The four principals all sing and move like the pros that they are, and deliver the requisite charm and snap to the dialogue. I'm a sucker for the kind of jazzy dance that Sarah Bomber carried off as Lila Dixon, the first woman that comes between the two buddies and whose sights are resolutely set on stardom. Her big numbers with Ted brought some heat to the DDP stage on a colder-than-usual November evening.
Gino Bloomberg is a terrific dancer, although I did question the decision to have him perform, however truncated, that iconic firecracker number. It just doesn't seem fair to be placed in such a comparative relationship with the great Astaire. Who could stand up to that?
Kaitlyn Sage was in fine voice as Linda and has a stronger character perhaps than her movie ancestor. In the crucial moment in her struggle to decide between Hollywood and Ted, or Connecticut and Jim, she is given the line, "Let me do my own thinking!" which cannot help but seem a deliberate corrective to what the original movie could never afford the character.

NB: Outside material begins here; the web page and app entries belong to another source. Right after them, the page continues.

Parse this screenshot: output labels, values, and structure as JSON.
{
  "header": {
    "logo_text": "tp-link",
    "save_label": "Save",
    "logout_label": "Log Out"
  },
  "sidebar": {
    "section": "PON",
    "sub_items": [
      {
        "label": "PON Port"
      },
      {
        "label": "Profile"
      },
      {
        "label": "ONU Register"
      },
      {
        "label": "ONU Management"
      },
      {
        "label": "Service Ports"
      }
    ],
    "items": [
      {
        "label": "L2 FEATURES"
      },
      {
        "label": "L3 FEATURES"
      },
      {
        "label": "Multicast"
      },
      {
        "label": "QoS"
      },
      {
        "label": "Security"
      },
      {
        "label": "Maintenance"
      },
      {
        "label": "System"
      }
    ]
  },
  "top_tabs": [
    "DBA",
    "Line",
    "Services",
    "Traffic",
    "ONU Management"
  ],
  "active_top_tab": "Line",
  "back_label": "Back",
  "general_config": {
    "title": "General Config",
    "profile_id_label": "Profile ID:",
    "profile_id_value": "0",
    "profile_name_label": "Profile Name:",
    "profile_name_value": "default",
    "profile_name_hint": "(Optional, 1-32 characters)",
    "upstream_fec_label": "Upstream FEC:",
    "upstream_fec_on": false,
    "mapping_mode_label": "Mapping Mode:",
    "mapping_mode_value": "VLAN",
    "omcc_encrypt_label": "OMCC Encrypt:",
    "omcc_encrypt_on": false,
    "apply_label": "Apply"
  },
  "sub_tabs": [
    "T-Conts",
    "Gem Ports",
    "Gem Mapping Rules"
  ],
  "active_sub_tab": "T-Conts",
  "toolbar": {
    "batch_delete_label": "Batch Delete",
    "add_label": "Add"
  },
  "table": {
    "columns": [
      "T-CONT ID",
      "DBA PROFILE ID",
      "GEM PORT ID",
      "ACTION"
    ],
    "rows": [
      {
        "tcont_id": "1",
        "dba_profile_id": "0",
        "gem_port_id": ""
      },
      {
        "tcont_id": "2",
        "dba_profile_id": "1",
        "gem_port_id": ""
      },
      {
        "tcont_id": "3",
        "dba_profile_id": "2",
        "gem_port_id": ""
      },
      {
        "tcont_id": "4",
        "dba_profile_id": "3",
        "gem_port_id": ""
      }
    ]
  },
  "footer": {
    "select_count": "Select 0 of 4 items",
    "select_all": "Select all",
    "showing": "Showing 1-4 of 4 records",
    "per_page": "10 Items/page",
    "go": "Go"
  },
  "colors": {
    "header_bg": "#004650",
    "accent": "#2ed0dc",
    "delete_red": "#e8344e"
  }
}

David Borum is so plaintive in his demeanor that he makes sense of Jim's choice to abandon show business for a rustic farm, but he also sings beautifully and nails all of the humor. That All American earnestness is perfectly suited to the absurd but inevitable moment when the solution to all of his problems is offered up as, "let's put on a show! We've got everything we need right here!" That it falls to Louise/Mandi Hutchins to deliver these impossibly corny lines is a wise choice, but if Mr. Borum seems to conjure Mickey Rooney more than Bing Crosby, well...it is not a bad fit.
Irving Berlin's Holiday Inn
November 14 - December 31, 2018
Derby Dinner Playhouse
525 Marriott Drive
Clarksville, IN 47129
Tickets (812) 288-8281